The Additional Protocol I and Additional Protocol II to the Geneva Convention ban the recruitment of children under the age of 15, as does the Convention of the Rights of the Child. Furthermore, the Convention’s Optional Protocol prohibits non-state armed groups from recruiting or using children under the age of 18 in direct hostilities. Recent accusations against the YPG are particularly disturbing, because they include accusations of kidnapping, as well as efforts to recruit children into “voluntary” enlistment. It should be noted that, as non-state groups, the YPG and SDF do not have the legal right to forcibly conscript any individual, much less a child.

Children who have been victims of child recruitment need extensive support to safely return to their families and become reintegrated into society. Disarmament, Demobilization, and Reintegration (DDR) programs must be developed specifically for children, and children returning to their communities should be provided psychological support as well as the resources needed to make up for lost years of schooling.
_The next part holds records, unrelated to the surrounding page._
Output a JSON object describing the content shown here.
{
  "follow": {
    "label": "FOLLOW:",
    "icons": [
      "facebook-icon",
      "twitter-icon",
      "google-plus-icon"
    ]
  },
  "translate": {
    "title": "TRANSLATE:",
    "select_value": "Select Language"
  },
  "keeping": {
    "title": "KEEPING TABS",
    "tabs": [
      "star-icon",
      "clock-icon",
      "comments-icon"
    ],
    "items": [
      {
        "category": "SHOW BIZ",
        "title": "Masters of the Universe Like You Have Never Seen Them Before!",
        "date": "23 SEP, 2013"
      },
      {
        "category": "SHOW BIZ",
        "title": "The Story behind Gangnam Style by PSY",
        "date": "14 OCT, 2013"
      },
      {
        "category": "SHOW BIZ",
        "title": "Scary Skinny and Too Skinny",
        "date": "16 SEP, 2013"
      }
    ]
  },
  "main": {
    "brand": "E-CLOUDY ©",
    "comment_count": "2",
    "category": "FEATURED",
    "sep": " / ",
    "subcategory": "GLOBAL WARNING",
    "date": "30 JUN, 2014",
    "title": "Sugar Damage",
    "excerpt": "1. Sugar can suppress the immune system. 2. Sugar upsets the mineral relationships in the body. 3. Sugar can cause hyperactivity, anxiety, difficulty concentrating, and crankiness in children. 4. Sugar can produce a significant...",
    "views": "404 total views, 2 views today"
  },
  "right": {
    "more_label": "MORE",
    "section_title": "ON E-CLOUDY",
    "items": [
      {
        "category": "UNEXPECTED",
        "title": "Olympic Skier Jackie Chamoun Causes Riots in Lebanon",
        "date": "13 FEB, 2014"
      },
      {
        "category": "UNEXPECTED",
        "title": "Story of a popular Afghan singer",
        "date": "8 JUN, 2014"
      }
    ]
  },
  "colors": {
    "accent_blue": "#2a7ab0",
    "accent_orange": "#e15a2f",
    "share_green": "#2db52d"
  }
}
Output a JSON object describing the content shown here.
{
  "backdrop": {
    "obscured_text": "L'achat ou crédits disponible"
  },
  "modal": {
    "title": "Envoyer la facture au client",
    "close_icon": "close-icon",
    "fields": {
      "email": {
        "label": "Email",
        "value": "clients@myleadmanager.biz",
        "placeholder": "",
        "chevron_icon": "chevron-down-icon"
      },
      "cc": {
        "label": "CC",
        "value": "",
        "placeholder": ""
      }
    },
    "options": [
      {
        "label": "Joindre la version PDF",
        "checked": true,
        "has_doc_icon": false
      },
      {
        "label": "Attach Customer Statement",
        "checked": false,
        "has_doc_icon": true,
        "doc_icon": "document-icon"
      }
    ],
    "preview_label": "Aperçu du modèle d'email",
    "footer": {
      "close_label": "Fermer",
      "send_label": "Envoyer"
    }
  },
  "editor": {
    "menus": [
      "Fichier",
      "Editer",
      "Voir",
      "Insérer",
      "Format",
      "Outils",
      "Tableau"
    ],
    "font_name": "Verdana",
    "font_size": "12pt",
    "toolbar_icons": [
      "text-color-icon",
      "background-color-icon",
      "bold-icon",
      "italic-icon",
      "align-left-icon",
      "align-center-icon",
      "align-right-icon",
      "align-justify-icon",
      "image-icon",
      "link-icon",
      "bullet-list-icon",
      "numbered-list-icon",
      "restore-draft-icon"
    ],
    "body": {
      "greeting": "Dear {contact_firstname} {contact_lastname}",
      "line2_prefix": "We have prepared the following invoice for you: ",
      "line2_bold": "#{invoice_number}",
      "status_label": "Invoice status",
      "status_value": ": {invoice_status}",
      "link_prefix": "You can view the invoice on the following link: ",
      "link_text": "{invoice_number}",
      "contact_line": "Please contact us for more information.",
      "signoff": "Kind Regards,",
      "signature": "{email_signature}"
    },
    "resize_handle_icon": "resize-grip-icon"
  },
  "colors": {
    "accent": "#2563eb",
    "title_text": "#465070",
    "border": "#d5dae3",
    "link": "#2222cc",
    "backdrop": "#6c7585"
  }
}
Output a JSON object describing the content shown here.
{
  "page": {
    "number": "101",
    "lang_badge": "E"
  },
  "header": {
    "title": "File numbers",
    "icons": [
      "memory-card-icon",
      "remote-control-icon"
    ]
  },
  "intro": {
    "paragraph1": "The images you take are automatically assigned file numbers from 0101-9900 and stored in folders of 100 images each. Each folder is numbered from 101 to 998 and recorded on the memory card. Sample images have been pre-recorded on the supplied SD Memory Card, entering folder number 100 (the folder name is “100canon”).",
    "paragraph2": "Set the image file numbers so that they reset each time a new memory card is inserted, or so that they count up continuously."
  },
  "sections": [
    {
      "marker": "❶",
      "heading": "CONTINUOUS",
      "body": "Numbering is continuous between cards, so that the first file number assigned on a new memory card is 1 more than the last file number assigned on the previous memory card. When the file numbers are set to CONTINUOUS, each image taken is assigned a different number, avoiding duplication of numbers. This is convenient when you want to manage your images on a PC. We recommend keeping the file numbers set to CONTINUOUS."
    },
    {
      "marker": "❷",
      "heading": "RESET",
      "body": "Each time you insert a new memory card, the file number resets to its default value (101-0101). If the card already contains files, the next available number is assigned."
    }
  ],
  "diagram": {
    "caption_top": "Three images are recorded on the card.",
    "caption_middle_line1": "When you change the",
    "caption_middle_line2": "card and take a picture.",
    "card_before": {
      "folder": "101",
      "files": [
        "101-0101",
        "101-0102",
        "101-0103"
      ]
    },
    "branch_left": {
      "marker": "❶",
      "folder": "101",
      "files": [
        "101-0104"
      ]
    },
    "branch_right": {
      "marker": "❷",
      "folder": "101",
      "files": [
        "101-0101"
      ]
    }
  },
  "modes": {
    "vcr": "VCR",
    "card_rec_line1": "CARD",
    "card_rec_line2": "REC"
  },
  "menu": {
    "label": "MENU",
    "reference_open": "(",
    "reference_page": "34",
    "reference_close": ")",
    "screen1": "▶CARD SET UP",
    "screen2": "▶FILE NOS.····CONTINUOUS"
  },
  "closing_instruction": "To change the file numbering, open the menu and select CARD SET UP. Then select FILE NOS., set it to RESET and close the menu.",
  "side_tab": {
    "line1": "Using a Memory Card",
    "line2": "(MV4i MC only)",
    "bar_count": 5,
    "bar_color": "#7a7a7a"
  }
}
The United States, which fought alongside the SDF during hostilities against ISIS, should take a leading role in ensuring that such programs receive the necessary funding. Additionally, programs should be put in place within the SDF to prevent future recruitment, and opportunities for education and economic support need to be extended for children throughout the region, as economic insecurity can make children vulnerable to recruitment by armed groups.

For more information or to provide feedback, please contact SJAC at [email protected] and follow us on Facebook and Twitter. Subscribe to SJAC’s newsletter for updates on our work.